Abstract: Current methods for annotating and interpreting human genetic variation tend to exploit a single information type (for example, conservation) and/or are restricted in scope (for example, to missense changes). Here we describe Combined Annotation-Dependent Depletion (CADD), a method for objectively integrating many diverse annotations into a single measure (C score) for each variant. We implement CADD as a support vector machine trained to differentiate 14.7 million high-frequency human-derived alleles from 14.7 million simulated variants. We precompute C scores for all 8.6 billion possible human single-nucleotide variants and enable scoring of short insertions-deletions. C scores correlate with allelic diversity, annotations of functionality, pathogenicity, disease severity, experimentally measured regulatory effects and complex trait associations, and they highly rank known pathogenic variants within individual genomes. The ability of CADD to prioritize functional, deleterious and pathogenic variants across many functional categories, effect sizes and genetic architectures is unmatched by any current single-annotation method.
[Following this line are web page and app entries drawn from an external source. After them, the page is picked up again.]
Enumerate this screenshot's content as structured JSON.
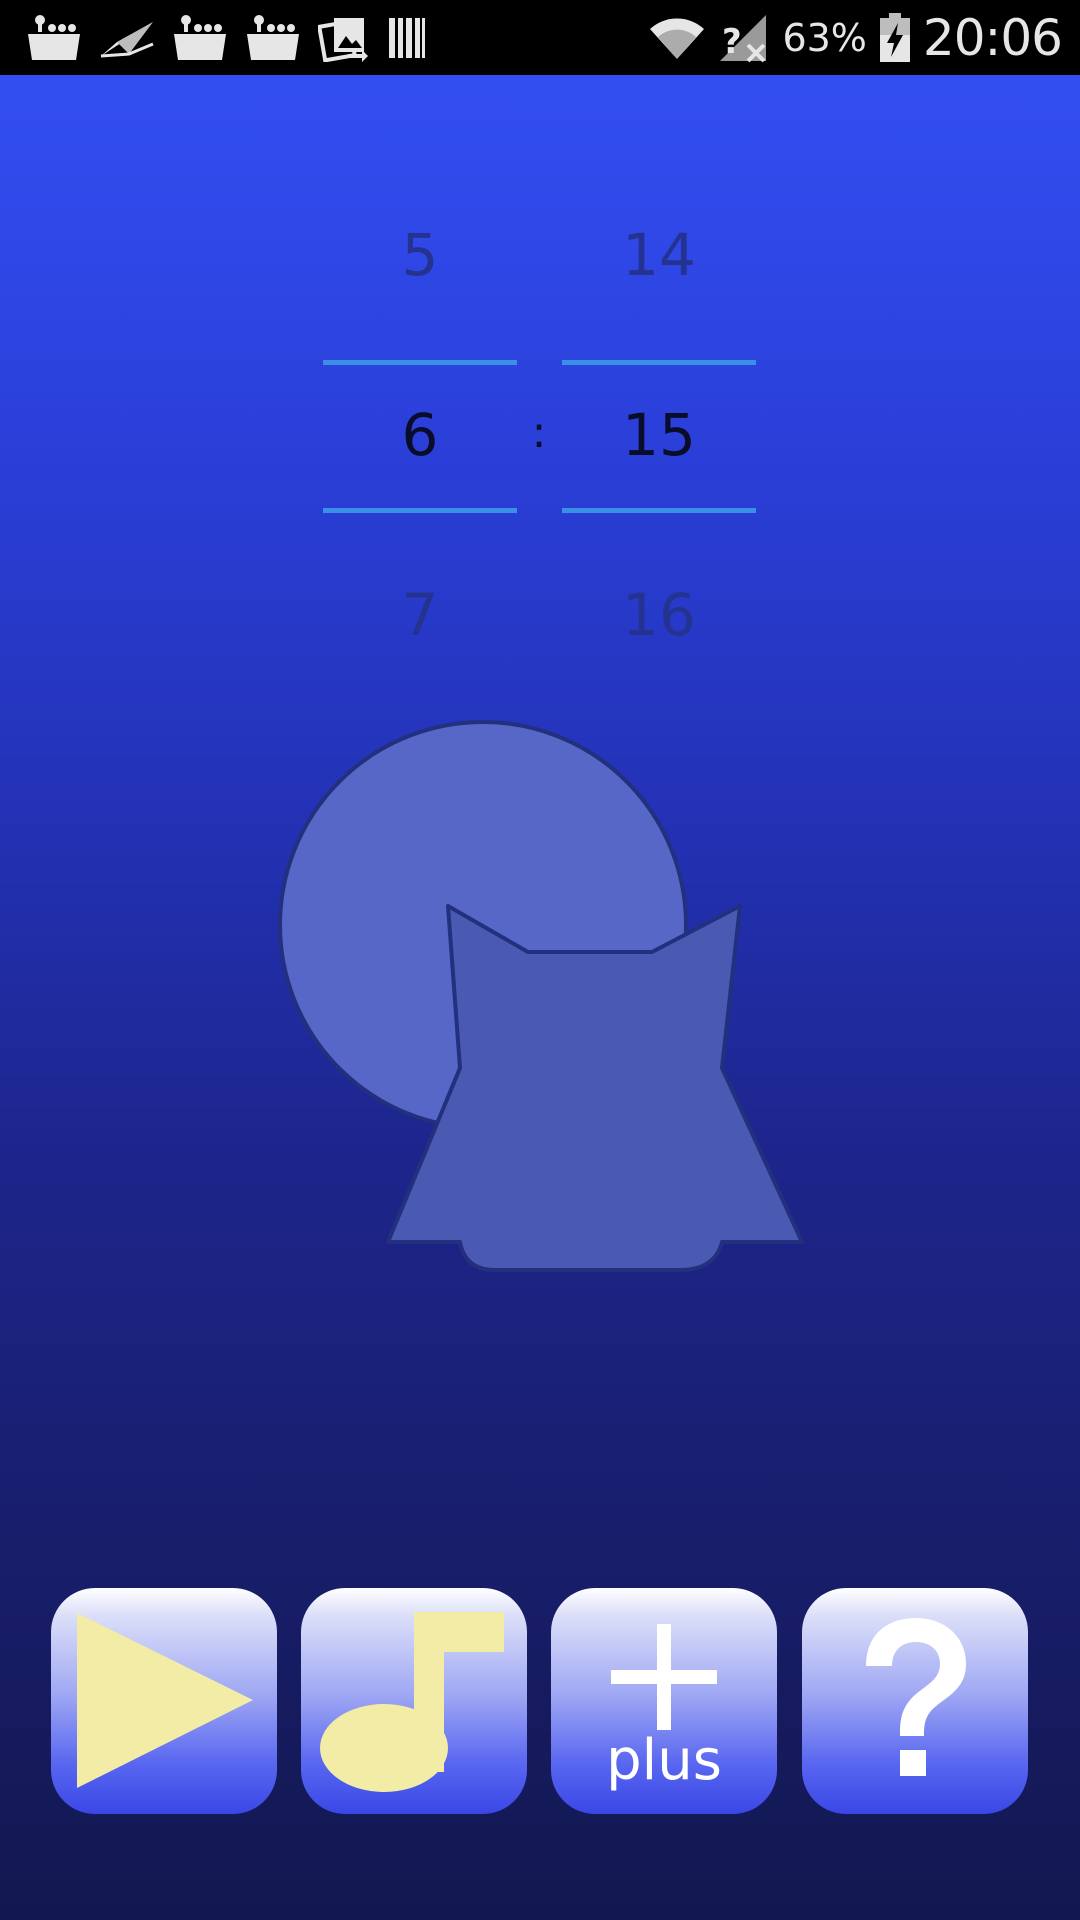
{
  "status_bar": {
    "left_icons": [
      "bucket-icon",
      "paper-plane-icon",
      "bucket-icon",
      "bucket-icon",
      "photo-share-icon",
      "barcode-icon"
    ],
    "battery_percent": "63%",
    "time": "20:06"
  },
  "time_picker": {
    "hours": {
      "previous": "5",
      "selected": "6",
      "next": "7"
    },
    "minutes": {
      "previous": "14",
      "selected": "15",
      "next": "16"
    },
    "separator": ":"
  },
  "toolbar": {
    "plus_label": "plus"
  },
  "colors": {
    "background_top": "#3451f7",
    "background_bottom": "#131750",
    "picker_divider": "#3a8fe6",
    "icon_yellow": "#f2eca6",
    "silhouette": "#4a5ab3"
  }
}
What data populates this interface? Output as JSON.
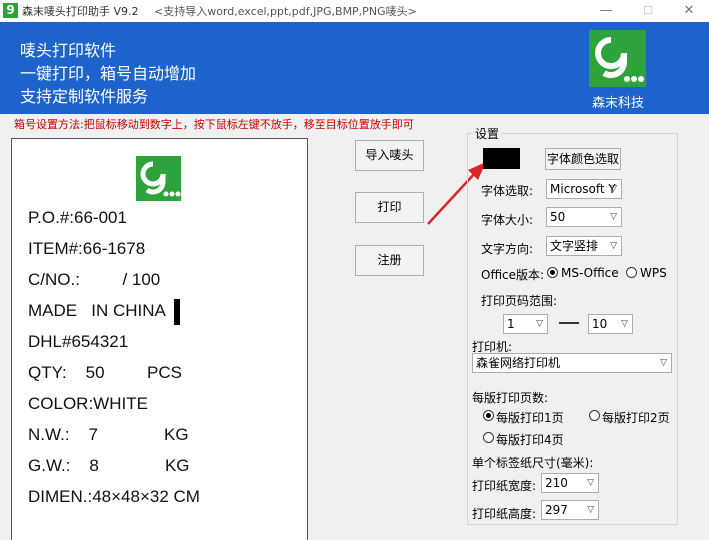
{
  "window": {
    "title": "森末唛头打印助手  V9.2",
    "subtitle": "<支持导入word,excel,ppt,pdf,JPG,BMP,PNG唛头>",
    "minimize": "—",
    "maximize": "☐",
    "close": "✕"
  },
  "banner": {
    "line1": "唛头打印软件",
    "line2": "一键打印，箱号自动增加",
    "line3": "支持定制软件服务",
    "brand": "森末科技"
  },
  "hint": "箱号设置方法:把鼠标移动到数字上，按下鼠标左键不放手，移至目标位置放手即可",
  "label": {
    "po": "P.O.#:66-001",
    "item": "ITEM#:66-1678",
    "cno": "C/NO.:         / 100",
    "made": "MADE   IN CHINA",
    "dhl": "DHL#654321",
    "qty": "QTY:    50         PCS",
    "color": "COLOR:WHITE",
    "nw": "N.W.:    7              KG",
    "gw": "G.W.:    8              KG",
    "dimen": "DIMEN.:48×48×32 CM"
  },
  "buttons": {
    "import": "导入唛头",
    "print": "打印",
    "register": "注册"
  },
  "settings": {
    "legend": "设置",
    "font_color_btn": "字体颜色选取",
    "font_select_label": "字体选取:",
    "font_select_value": "Microsoft Y",
    "font_size_label": "字体大小:",
    "font_size_value": "50",
    "text_dir_label": "文字方向:",
    "text_dir_value": "文字竖排",
    "office_label": "Office版本:",
    "office_ms": "MS-Office",
    "office_wps": "WPS",
    "page_range_label": "打印页码范围:",
    "page_from": "1",
    "page_to": "10",
    "printer_label": "打印机:",
    "printer_value": "森雀网络打印机",
    "per_page_label": "每版打印页数:",
    "per_page_1": "每版打印1页",
    "per_page_2": "每版打印2页",
    "per_page_4": "每版打印4页",
    "label_size_label": "单个标签纸尺寸(毫米):",
    "width_label": "打印纸宽度:",
    "width_value": "210",
    "height_label": "打印纸高度:",
    "height_value": "297"
  },
  "colors": {
    "banner": "#1e63cc",
    "logo_green": "#2fa33b",
    "hint_red": "#cc0000"
  }
}
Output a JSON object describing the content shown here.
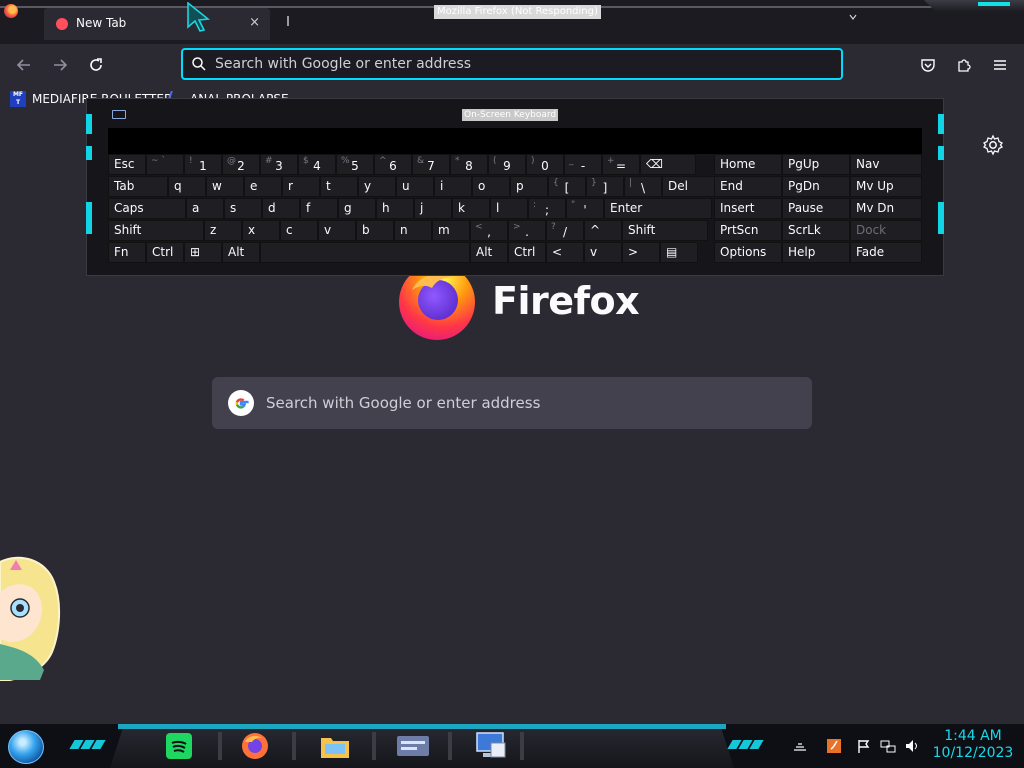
{
  "window": {
    "title": "Mozilla Firefox (Not Responding)"
  },
  "tabs": [
    {
      "label": "New Tab",
      "close": "×"
    }
  ],
  "toolbar": {
    "search_placeholder": "Search with Google or enter address"
  },
  "bookmarks": [
    {
      "icon": "mediafire-icon",
      "icon_text": "MF T",
      "label": "MEDIAFIRE ROULETTER"
    },
    {
      "icon": "bookmark-logo-icon",
      "label": "ANAL PROLAPSE"
    }
  ],
  "newtab": {
    "brand": "Firefox",
    "search_placeholder": "Search with Google or enter address"
  },
  "osk": {
    "title": "On-Screen Keyboard",
    "rows": {
      "r1": [
        {
          "l": "Esc"
        },
        {
          "s": "~ `",
          "l": ""
        },
        {
          "s": "!",
          "l": "1"
        },
        {
          "s": "@",
          "l": "2"
        },
        {
          "s": "#",
          "l": "3"
        },
        {
          "s": "$",
          "l": "4"
        },
        {
          "s": "%",
          "l": "5"
        },
        {
          "s": "^",
          "l": "6"
        },
        {
          "s": "&",
          "l": "7"
        },
        {
          "s": "*",
          "l": "8"
        },
        {
          "s": "(",
          "l": "9"
        },
        {
          "s": ")",
          "l": "0"
        },
        {
          "s": "_",
          "l": "-"
        },
        {
          "s": "+",
          "l": "="
        },
        {
          "l": "⌫"
        }
      ],
      "r2": [
        {
          "l": "Tab"
        },
        {
          "l": "q"
        },
        {
          "l": "w"
        },
        {
          "l": "e"
        },
        {
          "l": "r"
        },
        {
          "l": "t"
        },
        {
          "l": "y"
        },
        {
          "l": "u"
        },
        {
          "l": "i"
        },
        {
          "l": "o"
        },
        {
          "l": "p"
        },
        {
          "s": "{",
          "l": "["
        },
        {
          "s": "}",
          "l": "]"
        },
        {
          "s": "|",
          "l": "\\"
        },
        {
          "l": "Del"
        }
      ],
      "r3": [
        {
          "l": "Caps"
        },
        {
          "l": "a"
        },
        {
          "l": "s"
        },
        {
          "l": "d"
        },
        {
          "l": "f"
        },
        {
          "l": "g"
        },
        {
          "l": "h"
        },
        {
          "l": "j"
        },
        {
          "l": "k"
        },
        {
          "l": "l"
        },
        {
          "s": ":",
          "l": ";"
        },
        {
          "s": "\"",
          "l": "'"
        },
        {
          "l": "Enter"
        }
      ],
      "r4": [
        {
          "l": "Shift"
        },
        {
          "l": "z"
        },
        {
          "l": "x"
        },
        {
          "l": "c"
        },
        {
          "l": "v"
        },
        {
          "l": "b"
        },
        {
          "l": "n"
        },
        {
          "l": "m"
        },
        {
          "s": "<",
          "l": ","
        },
        {
          "s": ">",
          "l": "."
        },
        {
          "s": "?",
          "l": "/"
        },
        {
          "l": "^"
        },
        {
          "l": "Shift"
        }
      ],
      "r5": [
        {
          "l": "Fn"
        },
        {
          "l": "Ctrl"
        },
        {
          "l": "⊞"
        },
        {
          "l": "Alt"
        },
        {
          "l": ""
        },
        {
          "l": "Alt"
        },
        {
          "l": "Ctrl"
        },
        {
          "l": "<"
        },
        {
          "l": "v"
        },
        {
          "l": ">"
        },
        {
          "l": "▤"
        }
      ]
    },
    "nav_keys": [
      [
        "Home",
        "PgUp",
        "Nav"
      ],
      [
        "End",
        "PgDn",
        "Mv Up"
      ],
      [
        "Insert",
        "Pause",
        "Mv Dn"
      ],
      [
        "PrtScn",
        "ScrLk",
        "Dock"
      ],
      [
        "Options",
        "Help",
        "Fade"
      ]
    ]
  },
  "taskbar": {
    "apps": [
      "spotify-icon",
      "firefox-icon",
      "file-explorer-icon",
      "control-panel-icon",
      "remote-desktop-icon"
    ],
    "clock": {
      "time": "1:44 AM",
      "date": "10/12/2023"
    }
  },
  "colors": {
    "accent": "#00ddff",
    "frame_glow": "#11d4e6",
    "page_bg": "#2b2a33"
  }
}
Pub.: 04 Feb '14, Pinned: 27 Aug '17
Abstract: Many genetic variants that influence phenotypes of interest are located outside of protein-coding genes, yet existing methods for identifying such variants have poor predictive power. Here we introduce a new computational method, called LINSIGHT, that substantially improves the prediction of noncoding nucleotide sites at which mutations are likely to have deleterious fitness consequences, and which, therefore, are likely to be phenotypically important. LINSIGHT combines a generalized linear model for functional genomic data with a probabilistic model of molecular evolution. The method is fast and highly scalable, enabling it to exploit the 'big data' available in modern genomics. We show that LINSIGHT outperforms the best available methods in identifying human noncoding variants associated with inherited diseases. In addition, we apply LINSIGHT to an atlas of human enhancers and show that the fitness consequences at enhancers depend on cell type, tissue specificity, and constraints at associated promoters.
Pub.: 14 Mar '17, Pinned: 27 Aug '17
Abstract: Fast genome sequencing offers invaluable opportunities for building updated and improved models of protein sequence evolution. We here show that Single Nucleotide Polymorphisms (SNPs) can be used to build a model capable of predicting the probability of substitution between amino acids in variants of the same protein in different species. The model is based on a substitution matrix inferred from the frequency of codon interchanges observed in a suitably selected subset of human SNPs, and predicts the substitution probabilities observed in alignments between Homo sapiens and related species at 85-100% of sequence identity better than any other approach we are aware of. The model gradually loses its predictive power at lower sequence identity. Our results suggest that SNPs can be employed, together with multiple sequence alignment data, to model protein sequence evolution. The SNP-based substitution matrix developed in this work can be exploited to better align protein sequences of related organisms, to refine the estimate of the evolutionary distance between protein variants from related species in phylogenetic trees and, in perspective, might become a useful tool for population analysis.
Pub.: 30 Jul '17, Pinned: 27 Aug '17